- _What to produce_
Select and copy out every line in the records containing "JSON".

§ §

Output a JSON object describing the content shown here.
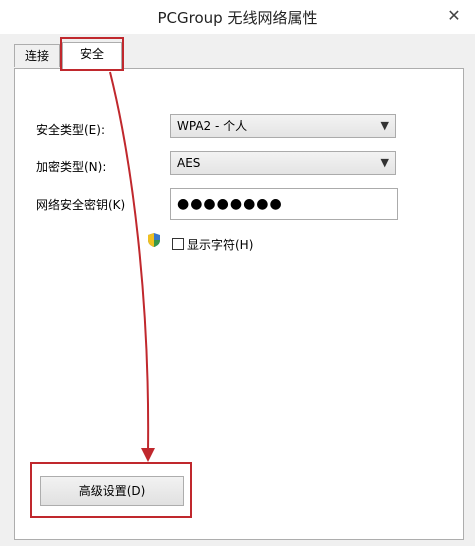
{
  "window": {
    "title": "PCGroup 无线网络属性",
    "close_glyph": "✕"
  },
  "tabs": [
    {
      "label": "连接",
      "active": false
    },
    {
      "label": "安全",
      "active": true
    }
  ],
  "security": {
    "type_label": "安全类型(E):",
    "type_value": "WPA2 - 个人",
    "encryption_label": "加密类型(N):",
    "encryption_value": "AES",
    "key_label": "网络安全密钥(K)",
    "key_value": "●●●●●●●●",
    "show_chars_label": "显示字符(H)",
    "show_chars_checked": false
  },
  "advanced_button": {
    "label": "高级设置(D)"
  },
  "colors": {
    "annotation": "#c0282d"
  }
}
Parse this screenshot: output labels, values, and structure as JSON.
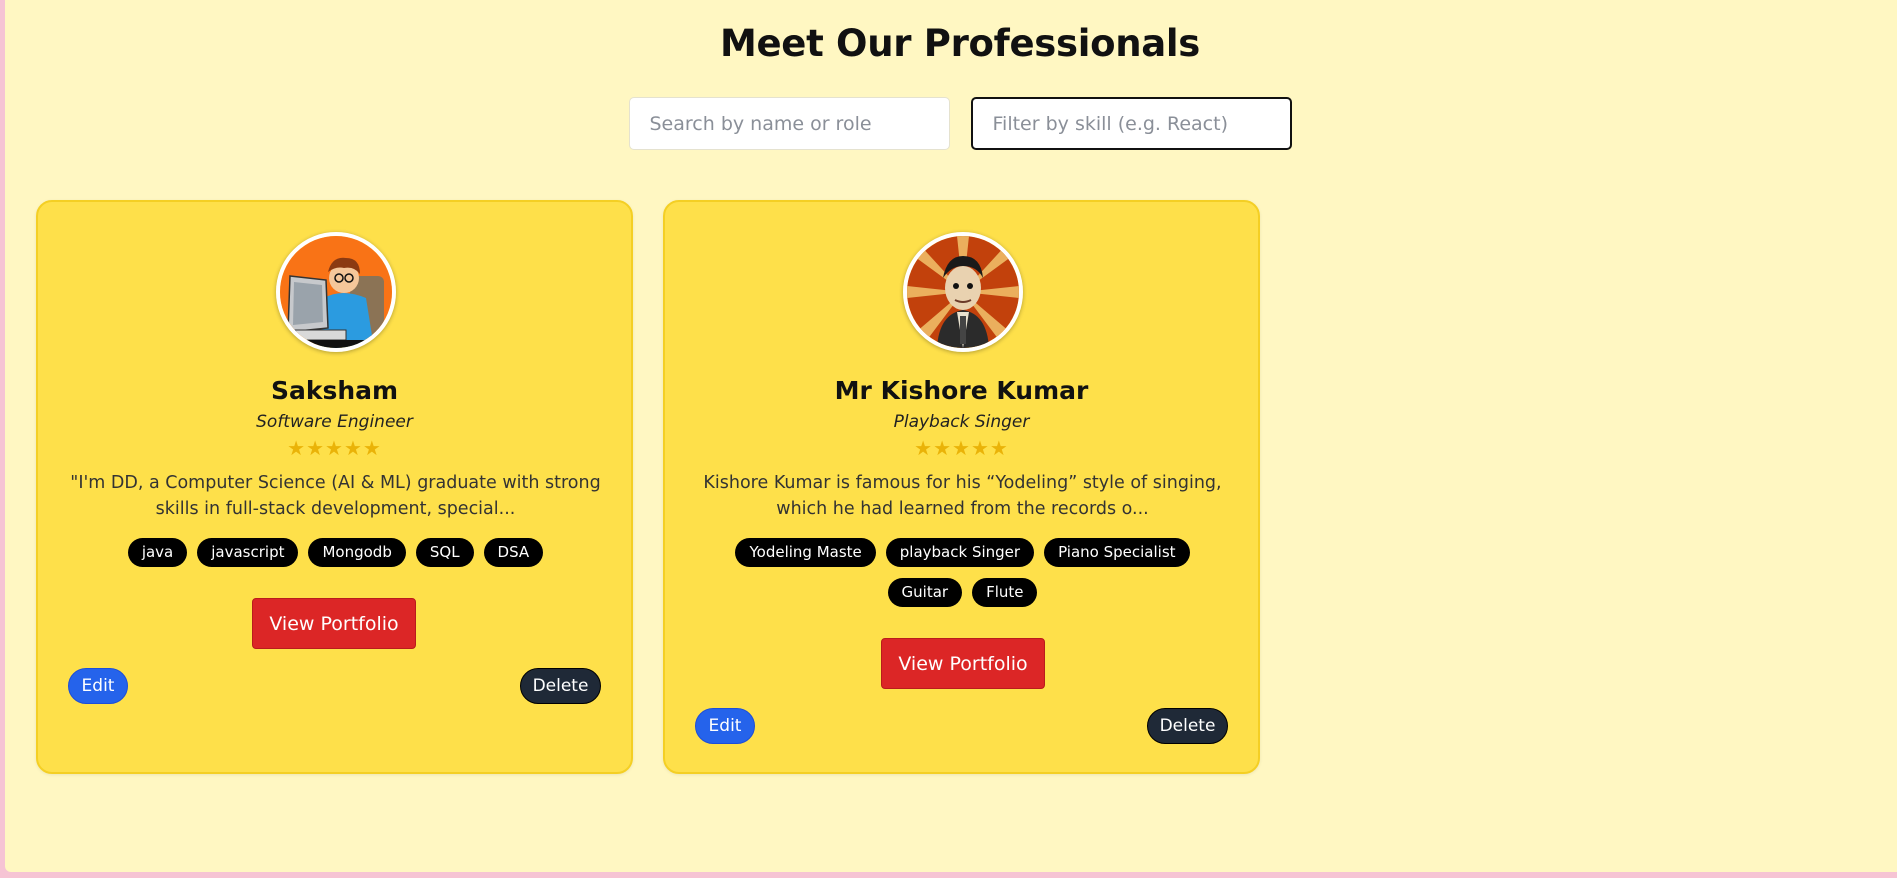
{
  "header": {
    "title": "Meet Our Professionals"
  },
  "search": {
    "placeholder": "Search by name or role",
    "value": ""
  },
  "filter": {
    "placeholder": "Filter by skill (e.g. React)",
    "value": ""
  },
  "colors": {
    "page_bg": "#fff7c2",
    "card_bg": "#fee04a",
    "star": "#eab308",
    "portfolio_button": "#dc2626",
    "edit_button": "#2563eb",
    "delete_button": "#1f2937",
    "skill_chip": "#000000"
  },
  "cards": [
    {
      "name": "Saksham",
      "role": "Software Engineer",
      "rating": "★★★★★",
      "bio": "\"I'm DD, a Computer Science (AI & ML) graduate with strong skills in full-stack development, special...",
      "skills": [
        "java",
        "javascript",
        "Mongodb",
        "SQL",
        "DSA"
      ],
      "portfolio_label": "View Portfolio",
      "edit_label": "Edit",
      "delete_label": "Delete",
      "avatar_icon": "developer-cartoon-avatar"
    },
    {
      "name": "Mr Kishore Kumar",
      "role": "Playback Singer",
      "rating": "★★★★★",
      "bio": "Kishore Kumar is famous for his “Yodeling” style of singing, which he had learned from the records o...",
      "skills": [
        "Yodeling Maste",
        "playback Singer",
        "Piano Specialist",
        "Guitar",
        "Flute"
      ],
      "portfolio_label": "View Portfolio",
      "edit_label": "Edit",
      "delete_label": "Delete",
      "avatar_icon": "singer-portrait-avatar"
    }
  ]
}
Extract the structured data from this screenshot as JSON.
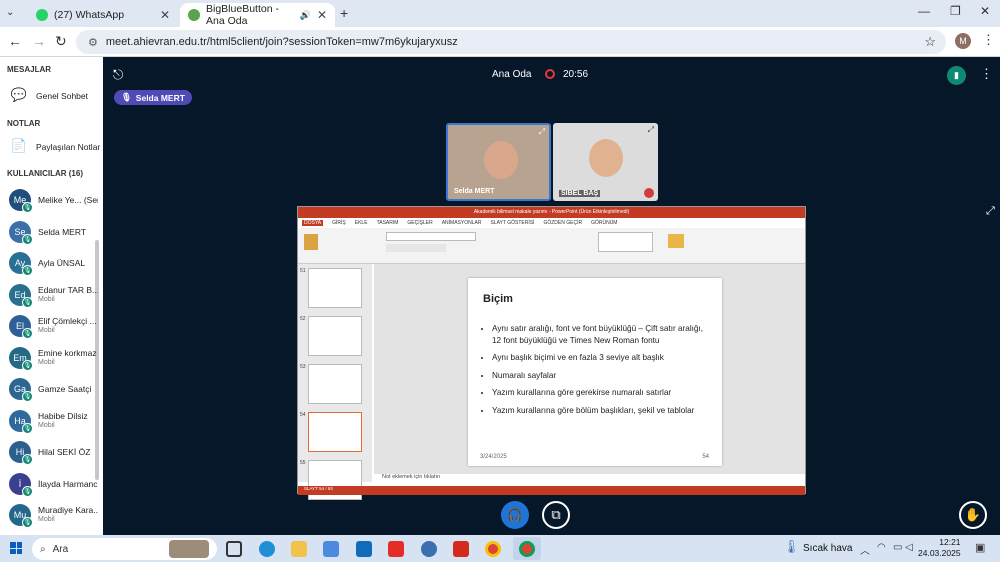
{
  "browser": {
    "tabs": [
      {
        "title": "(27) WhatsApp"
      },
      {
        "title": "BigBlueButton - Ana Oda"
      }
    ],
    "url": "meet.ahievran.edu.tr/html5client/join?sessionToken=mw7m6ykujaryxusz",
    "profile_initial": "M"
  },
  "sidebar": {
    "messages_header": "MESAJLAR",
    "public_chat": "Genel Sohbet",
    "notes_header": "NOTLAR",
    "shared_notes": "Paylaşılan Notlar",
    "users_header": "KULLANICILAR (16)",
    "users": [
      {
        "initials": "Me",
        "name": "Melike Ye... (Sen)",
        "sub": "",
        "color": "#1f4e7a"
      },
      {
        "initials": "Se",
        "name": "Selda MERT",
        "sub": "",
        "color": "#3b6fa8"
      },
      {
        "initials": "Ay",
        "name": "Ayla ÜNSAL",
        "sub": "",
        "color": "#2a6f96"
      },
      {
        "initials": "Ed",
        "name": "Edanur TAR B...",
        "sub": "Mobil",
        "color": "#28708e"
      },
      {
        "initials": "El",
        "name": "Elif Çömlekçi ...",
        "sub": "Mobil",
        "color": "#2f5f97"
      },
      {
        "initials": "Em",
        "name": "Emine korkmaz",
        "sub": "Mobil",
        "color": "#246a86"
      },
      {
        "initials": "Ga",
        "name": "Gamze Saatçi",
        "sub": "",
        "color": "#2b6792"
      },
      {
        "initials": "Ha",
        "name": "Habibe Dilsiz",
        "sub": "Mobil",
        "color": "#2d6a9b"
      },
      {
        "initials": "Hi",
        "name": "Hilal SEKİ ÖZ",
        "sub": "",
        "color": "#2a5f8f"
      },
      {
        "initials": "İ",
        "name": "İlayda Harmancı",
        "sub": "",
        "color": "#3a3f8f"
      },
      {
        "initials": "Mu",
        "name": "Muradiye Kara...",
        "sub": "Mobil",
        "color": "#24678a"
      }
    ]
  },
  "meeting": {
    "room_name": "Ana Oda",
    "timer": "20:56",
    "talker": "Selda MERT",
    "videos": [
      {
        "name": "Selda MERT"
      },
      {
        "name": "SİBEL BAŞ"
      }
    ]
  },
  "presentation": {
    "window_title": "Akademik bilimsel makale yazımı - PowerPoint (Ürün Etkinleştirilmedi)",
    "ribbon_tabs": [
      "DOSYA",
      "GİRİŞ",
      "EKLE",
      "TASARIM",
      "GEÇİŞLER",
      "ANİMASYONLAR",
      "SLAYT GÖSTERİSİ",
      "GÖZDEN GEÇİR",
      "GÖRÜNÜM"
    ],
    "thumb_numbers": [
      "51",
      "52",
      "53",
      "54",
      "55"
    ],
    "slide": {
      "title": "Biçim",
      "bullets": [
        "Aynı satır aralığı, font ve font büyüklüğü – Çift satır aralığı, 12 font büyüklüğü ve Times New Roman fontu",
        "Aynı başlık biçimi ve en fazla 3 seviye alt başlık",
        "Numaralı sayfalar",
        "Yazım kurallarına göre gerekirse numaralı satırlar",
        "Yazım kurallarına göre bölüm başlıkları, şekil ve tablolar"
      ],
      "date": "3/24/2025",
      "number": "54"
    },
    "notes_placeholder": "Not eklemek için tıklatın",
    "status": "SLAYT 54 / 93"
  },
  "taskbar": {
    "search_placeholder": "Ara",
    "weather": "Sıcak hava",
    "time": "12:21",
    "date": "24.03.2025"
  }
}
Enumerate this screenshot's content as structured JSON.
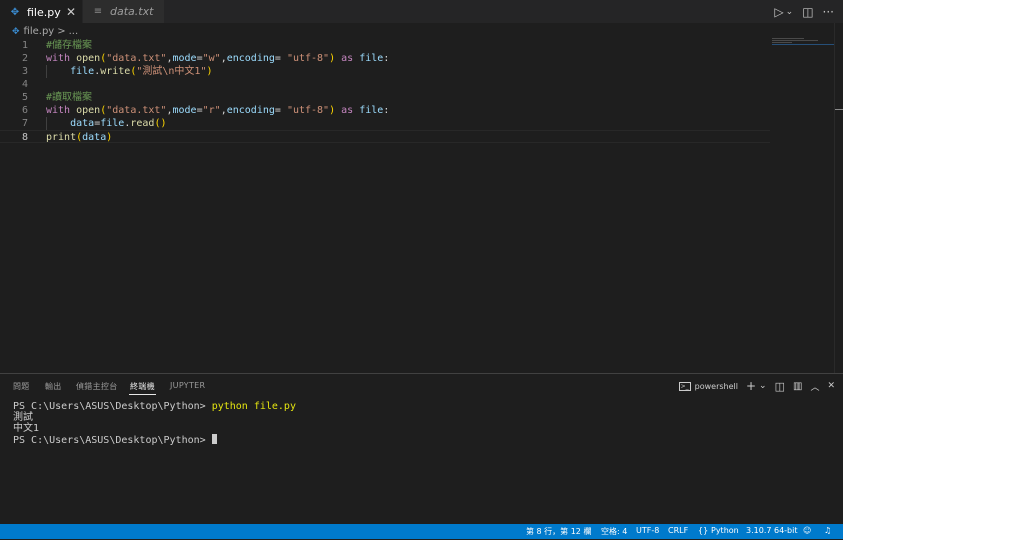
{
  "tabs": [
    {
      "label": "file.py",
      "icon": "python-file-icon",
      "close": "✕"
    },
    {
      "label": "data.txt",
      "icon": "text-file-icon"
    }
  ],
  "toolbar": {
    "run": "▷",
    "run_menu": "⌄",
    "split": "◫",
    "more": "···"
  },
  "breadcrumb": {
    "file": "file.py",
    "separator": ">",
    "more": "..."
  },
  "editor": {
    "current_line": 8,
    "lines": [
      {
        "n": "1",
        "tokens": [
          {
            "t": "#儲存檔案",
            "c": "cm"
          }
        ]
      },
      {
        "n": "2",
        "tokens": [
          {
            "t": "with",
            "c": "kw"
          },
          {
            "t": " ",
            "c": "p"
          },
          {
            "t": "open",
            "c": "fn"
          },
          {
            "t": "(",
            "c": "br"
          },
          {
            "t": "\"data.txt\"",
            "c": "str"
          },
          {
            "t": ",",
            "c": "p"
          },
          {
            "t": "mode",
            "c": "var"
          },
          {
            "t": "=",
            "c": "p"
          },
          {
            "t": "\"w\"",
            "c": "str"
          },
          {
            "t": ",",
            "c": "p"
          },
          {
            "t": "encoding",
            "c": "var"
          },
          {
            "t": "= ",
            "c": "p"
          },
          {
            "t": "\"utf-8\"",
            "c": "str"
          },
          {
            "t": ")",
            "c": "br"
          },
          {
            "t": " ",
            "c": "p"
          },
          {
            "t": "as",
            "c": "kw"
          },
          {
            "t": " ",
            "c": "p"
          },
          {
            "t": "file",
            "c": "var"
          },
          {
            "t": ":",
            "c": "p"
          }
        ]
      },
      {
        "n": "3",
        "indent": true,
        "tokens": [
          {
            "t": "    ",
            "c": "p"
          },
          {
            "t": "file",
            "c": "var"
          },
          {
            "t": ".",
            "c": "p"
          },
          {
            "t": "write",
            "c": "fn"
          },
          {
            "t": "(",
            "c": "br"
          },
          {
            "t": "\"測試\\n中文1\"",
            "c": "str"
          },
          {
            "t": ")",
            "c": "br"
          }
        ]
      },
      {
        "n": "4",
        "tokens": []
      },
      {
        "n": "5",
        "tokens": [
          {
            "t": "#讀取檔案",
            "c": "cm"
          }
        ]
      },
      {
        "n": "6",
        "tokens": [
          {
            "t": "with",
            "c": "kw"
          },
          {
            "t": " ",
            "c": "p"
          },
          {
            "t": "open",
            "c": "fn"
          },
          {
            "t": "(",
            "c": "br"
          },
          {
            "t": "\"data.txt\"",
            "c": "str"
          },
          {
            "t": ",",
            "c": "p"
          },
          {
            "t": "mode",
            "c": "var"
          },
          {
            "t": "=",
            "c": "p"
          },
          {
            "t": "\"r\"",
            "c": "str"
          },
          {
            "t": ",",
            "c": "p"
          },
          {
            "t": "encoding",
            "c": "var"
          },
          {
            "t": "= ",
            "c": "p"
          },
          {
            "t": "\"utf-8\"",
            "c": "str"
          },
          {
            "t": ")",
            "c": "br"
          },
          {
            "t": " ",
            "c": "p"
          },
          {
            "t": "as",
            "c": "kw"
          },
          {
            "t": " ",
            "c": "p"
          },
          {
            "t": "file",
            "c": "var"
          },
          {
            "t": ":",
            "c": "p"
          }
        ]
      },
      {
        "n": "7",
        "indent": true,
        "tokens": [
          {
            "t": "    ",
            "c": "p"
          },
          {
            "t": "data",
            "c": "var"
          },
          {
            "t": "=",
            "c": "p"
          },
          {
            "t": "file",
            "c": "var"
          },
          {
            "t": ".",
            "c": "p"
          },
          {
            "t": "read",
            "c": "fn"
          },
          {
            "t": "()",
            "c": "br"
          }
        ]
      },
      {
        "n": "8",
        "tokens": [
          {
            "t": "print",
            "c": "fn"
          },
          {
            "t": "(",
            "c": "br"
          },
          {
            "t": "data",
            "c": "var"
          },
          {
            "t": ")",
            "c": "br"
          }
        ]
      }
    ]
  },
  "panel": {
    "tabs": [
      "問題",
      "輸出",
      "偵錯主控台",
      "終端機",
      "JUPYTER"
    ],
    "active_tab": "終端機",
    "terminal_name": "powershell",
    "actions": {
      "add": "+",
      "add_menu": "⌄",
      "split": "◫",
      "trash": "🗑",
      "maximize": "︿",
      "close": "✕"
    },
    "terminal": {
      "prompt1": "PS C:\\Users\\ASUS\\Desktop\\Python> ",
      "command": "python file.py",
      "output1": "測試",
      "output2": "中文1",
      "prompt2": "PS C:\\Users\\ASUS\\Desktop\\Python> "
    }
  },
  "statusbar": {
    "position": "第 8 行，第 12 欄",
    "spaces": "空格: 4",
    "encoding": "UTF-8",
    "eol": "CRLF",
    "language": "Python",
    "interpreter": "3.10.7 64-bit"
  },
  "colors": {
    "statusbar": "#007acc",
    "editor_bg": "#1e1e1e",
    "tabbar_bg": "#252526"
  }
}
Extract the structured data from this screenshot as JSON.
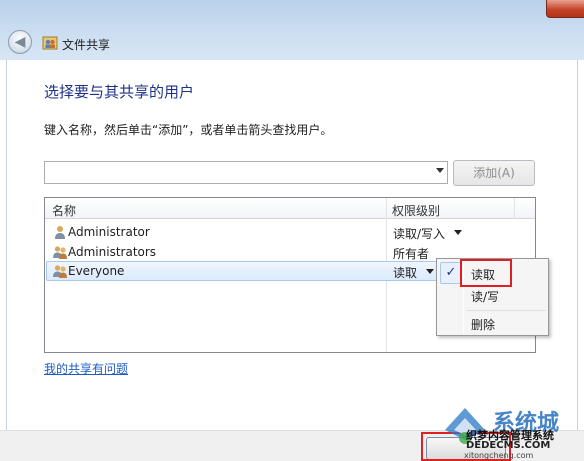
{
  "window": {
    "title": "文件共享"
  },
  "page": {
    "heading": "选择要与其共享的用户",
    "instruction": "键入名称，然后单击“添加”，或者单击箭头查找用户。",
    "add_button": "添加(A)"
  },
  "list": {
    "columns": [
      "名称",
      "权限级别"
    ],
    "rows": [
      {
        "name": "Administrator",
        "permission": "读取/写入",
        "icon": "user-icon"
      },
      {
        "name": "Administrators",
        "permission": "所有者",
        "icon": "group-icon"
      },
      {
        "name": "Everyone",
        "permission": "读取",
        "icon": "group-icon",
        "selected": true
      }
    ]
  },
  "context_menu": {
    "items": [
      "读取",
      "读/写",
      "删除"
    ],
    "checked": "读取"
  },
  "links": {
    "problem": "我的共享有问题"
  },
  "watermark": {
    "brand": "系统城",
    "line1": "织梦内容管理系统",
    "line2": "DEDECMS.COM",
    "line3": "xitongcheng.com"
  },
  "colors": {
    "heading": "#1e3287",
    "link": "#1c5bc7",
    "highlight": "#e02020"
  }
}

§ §

- _Answer to the exercise_
Output a JSON object describing the content shown here.
Parse this screenshot: output labels, values, and structure as JSON.
Extract the structured data from this screenshot as JSON.
Enumerate this screenshot's content as structured JSON.
Extract the structured data from this screenshot as JSON.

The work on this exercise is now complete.